At this point, a rising young San Diego businessman, Frank Belcher, entered the picture. With his guidance, the necessary funds for new buildings to house displays were ready by September 1934—and oversubscribed by 100 percent. Under Belcher, Requa and a team of dedicated construction experts, the work began.
“There were, of course, some dissenters, the ultraconservatives,” wrote Requa, “who muttered over their breakfast coffee, ‘It can’t be done.’ But we did not hear. We were too busy. The clatter of typewriters, the clanging of hammers, the grinding of concrete mixers and the roar of motor trucks drowned out the cries of the malcontents and the chicken-hearted.”
Requa credits the success of this hastily conceived project to heated weekly pow-wows. “We cussed and discussed every item,” says Requa. “We were too earnest for rhetoric or polite conversation. We simply thought out loud. These conferences were certainly ‘not for ladies,’ but they did tap hidden sources of courage and energy that built the exposition.”
But not without obstacles and crises. The toughest crunch was time. “Just remember that the actual construction of many of the new buildings was not started until March or later, less than three months before the opening day,” wrote Belcher.

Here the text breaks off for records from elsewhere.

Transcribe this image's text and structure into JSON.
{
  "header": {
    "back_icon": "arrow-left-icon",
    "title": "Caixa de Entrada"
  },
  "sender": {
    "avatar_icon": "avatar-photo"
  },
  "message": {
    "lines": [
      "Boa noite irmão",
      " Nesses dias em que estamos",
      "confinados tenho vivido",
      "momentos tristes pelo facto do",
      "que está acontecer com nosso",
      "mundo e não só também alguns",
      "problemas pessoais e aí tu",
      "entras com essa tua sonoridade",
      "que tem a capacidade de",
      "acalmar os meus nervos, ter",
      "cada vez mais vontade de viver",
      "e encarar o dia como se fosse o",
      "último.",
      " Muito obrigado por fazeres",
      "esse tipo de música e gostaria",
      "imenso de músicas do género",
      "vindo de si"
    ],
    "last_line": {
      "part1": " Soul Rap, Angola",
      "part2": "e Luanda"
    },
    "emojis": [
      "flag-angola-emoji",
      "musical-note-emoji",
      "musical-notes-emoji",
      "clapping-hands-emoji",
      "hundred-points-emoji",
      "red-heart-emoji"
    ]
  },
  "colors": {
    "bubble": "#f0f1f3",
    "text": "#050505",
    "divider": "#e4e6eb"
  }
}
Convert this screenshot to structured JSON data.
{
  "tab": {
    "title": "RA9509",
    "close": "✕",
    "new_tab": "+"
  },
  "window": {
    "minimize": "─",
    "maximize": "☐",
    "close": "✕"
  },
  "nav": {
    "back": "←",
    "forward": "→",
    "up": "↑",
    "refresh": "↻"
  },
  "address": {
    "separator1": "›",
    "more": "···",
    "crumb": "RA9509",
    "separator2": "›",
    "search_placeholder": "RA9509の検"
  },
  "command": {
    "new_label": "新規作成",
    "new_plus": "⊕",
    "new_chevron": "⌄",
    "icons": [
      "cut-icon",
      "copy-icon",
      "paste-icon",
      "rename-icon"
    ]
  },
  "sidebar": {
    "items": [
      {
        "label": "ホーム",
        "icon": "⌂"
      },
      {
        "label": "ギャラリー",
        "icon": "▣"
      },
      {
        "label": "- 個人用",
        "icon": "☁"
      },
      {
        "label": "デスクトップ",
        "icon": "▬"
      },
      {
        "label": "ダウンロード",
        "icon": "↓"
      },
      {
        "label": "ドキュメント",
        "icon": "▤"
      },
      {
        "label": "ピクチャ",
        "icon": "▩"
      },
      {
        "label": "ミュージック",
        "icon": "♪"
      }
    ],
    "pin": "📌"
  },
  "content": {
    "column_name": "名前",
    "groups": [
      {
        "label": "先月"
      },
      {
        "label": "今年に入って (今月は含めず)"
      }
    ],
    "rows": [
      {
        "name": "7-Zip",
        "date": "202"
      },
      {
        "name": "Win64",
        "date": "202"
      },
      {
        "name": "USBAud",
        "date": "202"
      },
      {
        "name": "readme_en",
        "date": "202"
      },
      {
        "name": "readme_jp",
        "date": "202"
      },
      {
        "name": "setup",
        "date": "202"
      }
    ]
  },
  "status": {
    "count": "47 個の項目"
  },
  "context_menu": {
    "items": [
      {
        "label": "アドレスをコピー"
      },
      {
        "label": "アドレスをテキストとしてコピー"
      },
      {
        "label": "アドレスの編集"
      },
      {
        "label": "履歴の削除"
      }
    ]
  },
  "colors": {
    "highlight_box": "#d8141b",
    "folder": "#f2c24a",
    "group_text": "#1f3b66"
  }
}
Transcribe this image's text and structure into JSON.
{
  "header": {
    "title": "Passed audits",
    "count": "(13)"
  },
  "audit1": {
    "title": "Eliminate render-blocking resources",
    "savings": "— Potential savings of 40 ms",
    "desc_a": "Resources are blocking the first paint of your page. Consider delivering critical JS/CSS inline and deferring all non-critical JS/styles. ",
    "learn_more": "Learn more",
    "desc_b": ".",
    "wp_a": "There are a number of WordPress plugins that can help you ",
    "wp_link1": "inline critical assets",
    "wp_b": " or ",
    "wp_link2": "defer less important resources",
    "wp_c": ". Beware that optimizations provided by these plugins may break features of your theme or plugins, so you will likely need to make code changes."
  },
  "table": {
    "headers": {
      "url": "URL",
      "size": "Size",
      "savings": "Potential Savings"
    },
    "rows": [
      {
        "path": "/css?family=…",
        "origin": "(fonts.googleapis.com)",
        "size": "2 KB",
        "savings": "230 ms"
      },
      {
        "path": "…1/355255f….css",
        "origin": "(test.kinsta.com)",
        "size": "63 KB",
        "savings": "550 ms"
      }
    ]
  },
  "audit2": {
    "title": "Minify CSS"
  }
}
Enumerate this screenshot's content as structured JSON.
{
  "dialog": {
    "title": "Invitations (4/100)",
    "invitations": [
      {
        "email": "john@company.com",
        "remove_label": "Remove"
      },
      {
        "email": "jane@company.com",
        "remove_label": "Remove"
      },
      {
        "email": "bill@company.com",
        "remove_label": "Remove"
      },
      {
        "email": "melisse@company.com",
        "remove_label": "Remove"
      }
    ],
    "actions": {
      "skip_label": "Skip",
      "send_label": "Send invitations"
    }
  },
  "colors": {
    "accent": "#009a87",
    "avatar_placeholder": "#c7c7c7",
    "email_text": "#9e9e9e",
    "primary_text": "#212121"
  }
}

“By the middle of April, there were 8,000 men on the grounds, working in shifts the full 24 hours. We forgot everything but the exposition. There were no holidays, no rest periods. Saturdays and Sundays were just two more nameless days to give to this vitally important job,” Belcher wrote. “There were daily changes, corrections and additions. It was almost like a newspaper or stock market report.”
The most traumatic change came when the Ford Company, which had signed for space as late as February, suddenly demanded a tower be reduced in height and the interior of the building rearranged. “Only then did I see our organization stagger, as from a knockout blow,” wrote Requa. “But we staged a quick comeback. That evening there was another gathering of the clan. We went back to our work with dogged determination ... and since then I have believed in miracles.”
Postcard courtesy of the San Diego Historical Society